→ **What you need to do**:
The data below is to be set down exactly.
Material for this task START
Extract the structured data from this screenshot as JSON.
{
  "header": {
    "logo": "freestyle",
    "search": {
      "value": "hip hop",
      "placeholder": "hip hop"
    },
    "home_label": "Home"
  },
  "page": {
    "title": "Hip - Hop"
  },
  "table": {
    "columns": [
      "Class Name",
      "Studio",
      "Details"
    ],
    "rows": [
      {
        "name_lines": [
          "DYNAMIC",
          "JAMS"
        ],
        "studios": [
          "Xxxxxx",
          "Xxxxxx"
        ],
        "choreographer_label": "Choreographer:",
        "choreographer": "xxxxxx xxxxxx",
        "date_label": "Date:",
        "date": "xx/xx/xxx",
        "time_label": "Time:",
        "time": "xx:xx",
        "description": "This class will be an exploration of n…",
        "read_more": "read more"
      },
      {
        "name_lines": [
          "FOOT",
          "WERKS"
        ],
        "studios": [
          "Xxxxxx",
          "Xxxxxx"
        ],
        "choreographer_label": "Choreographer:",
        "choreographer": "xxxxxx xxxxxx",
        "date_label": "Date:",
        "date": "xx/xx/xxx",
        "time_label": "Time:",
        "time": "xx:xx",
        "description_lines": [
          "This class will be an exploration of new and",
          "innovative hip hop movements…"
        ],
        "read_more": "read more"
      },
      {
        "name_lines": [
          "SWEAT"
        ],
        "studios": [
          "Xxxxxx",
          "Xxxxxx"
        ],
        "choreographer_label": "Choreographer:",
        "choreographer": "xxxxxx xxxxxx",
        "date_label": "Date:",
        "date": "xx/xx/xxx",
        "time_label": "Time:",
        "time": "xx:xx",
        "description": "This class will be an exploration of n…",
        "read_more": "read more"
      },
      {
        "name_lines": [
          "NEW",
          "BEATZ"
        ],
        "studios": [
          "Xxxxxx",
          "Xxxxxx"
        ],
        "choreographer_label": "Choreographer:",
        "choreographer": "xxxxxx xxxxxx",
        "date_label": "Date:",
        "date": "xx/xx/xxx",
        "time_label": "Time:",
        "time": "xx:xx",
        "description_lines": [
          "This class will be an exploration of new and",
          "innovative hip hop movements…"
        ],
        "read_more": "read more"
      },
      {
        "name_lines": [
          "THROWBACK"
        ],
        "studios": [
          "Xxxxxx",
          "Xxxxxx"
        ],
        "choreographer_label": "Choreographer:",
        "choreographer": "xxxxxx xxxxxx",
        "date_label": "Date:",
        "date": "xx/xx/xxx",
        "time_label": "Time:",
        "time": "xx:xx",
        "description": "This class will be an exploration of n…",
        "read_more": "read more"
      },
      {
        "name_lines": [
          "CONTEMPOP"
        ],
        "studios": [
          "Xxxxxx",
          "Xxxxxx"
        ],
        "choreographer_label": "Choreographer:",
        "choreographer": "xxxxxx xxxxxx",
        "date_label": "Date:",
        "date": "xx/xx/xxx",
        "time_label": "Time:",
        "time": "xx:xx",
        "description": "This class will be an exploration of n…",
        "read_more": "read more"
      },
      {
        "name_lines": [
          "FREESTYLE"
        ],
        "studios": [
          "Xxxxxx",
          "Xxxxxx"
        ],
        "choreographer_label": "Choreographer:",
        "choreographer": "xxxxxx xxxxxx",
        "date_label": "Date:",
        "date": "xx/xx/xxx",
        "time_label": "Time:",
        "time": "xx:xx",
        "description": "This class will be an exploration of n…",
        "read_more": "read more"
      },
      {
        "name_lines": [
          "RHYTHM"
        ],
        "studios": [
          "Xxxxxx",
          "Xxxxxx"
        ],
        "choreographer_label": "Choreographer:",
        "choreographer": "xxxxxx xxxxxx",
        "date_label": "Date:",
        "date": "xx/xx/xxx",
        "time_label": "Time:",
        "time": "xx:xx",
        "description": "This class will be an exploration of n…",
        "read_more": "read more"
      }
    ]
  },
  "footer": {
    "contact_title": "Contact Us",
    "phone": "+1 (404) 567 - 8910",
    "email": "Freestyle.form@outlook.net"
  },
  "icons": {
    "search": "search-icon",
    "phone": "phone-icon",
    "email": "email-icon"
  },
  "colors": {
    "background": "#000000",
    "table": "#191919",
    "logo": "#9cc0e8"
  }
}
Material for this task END
→ **Response area**:
Extract the structured data from this screenshot as JSON.
{
  "header": {
    "logo": "freestyle",
    "search": {
      "value": "hip hop",
      "placeholder": "hip hop"
    },
    "home_label": "Home"
  },
  "page": {
    "title": "Hip - Hop"
  },
  "table": {
    "columns": [
      "Class Name",
      "Studio",
      "Details"
    ],
    "rows": [
      {
        "name_lines": [
          "DYNAMIC",
          "JAMS"
        ],
        "studios": [
          "Xxxxxx",
          "Xxxxxx"
        ],
        "choreographer_label": "Choreographer:",
        "choreographer": "xxxxxx xxxxxx",
        "date_label": "Date:",
        "date": "xx/xx/xxx",
        "time_label": "Time:",
        "time": "xx:xx",
        "description": "This class will be an exploration of n…",
        "read_more": "read more"
      },
      {
        "name_lines": [
          "FOOT",
          "WERKS"
        ],
        "studios": [
          "Xxxxxx",
          "Xxxxxx"
        ],
        "choreographer_label": "Choreographer:",
        "choreographer": "xxxxxx xxxxxx",
        "date_label": "Date:",
        "date": "xx/xx/xxx",
        "time_label": "Time:",
        "time": "xx:xx",
        "description_lines": [
          "This class will be an exploration of new and",
          "innovative hip hop movements…"
        ],
        "read_more": "read more"
      },
      {
        "name_lines": [
          "SWEAT"
        ],
        "studios": [
          "Xxxxxx",
          "Xxxxxx"
        ],
        "choreographer_label": "Choreographer:",
        "choreographer": "xxxxxx xxxxxx",
        "date_label": "Date:",
        "date": "xx/xx/xxx",
        "time_label": "Time:",
        "time": "xx:xx",
        "description": "This class will be an exploration of n…",
        "read_more": "read more"
      },
      {
        "name_lines": [
          "NEW",
          "BEATZ"
        ],
        "studios": [
          "Xxxxxx",
          "Xxxxxx"
        ],
        "choreographer_label": "Choreographer:",
        "choreographer": "xxxxxx xxxxxx",
        "date_label": "Date:",
        "date": "xx/xx/xxx",
        "time_label": "Time:",
        "time": "xx:xx",
        "description_lines": [
          "This class will be an exploration of new and",
          "innovative hip hop movements…"
        ],
        "read_more": "read more"
      },
      {
        "name_lines": [
          "THROWBACK"
        ],
        "studios": [
          "Xxxxxx",
          "Xxxxxx"
        ],
        "choreographer_label": "Choreographer:",
        "choreographer": "xxxxxx xxxxxx",
        "date_label": "Date:",
        "date": "xx/xx/xxx",
        "time_label": "Time:",
        "time": "xx:xx",
        "description": "This class will be an exploration of n…",
        "read_more": "read more"
      },
      {
        "name_lines": [
          "CONTEMPOP"
        ],
        "studios": [
          "Xxxxxx",
          "Xxxxxx"
        ],
        "choreographer_label": "Choreographer:",
        "choreographer": "xxxxxx xxxxxx",
        "date_label": "Date:",
        "date": "xx/xx/xxx",
        "time_label": "Time:",
        "time": "xx:xx",
        "description": "This class will be an exploration of n…",
        "read_more": "read more"
      },
      {
        "name_lines": [
          "FREESTYLE"
        ],
        "studios": [
          "Xxxxxx",
          "Xxxxxx"
        ],
        "choreographer_label": "Choreographer:",
        "choreographer": "xxxxxx xxxxxx",
        "date_label": "Date:",
        "date": "xx/xx/xxx",
        "time_label": "Time:",
        "time": "xx:xx",
        "description": "This class will be an exploration of n…",
        "read_more": "read more"
      },
      {
        "name_lines": [
          "RHYTHM"
        ],
        "studios": [
          "Xxxxxx",
          "Xxxxxx"
        ],
        "choreographer_label": "Choreographer:",
        "choreographer": "xxxxxx xxxxxx",
        "date_label": "Date:",
        "date": "xx/xx/xxx",
        "time_label": "Time:",
        "time": "xx:xx",
        "description": "This class will be an exploration of n…",
        "read_more": "read more"
      }
    ]
  },
  "footer": {
    "contact_title": "Contact Us",
    "phone": "+1 (404) 567 - 8910",
    "email": "Freestyle.form@outlook.net"
  },
  "icons": {
    "search": "search-icon",
    "phone": "phone-icon",
    "email": "email-icon"
  },
  "colors": {
    "background": "#000000",
    "table": "#191919",
    "logo": "#9cc0e8"
  }
}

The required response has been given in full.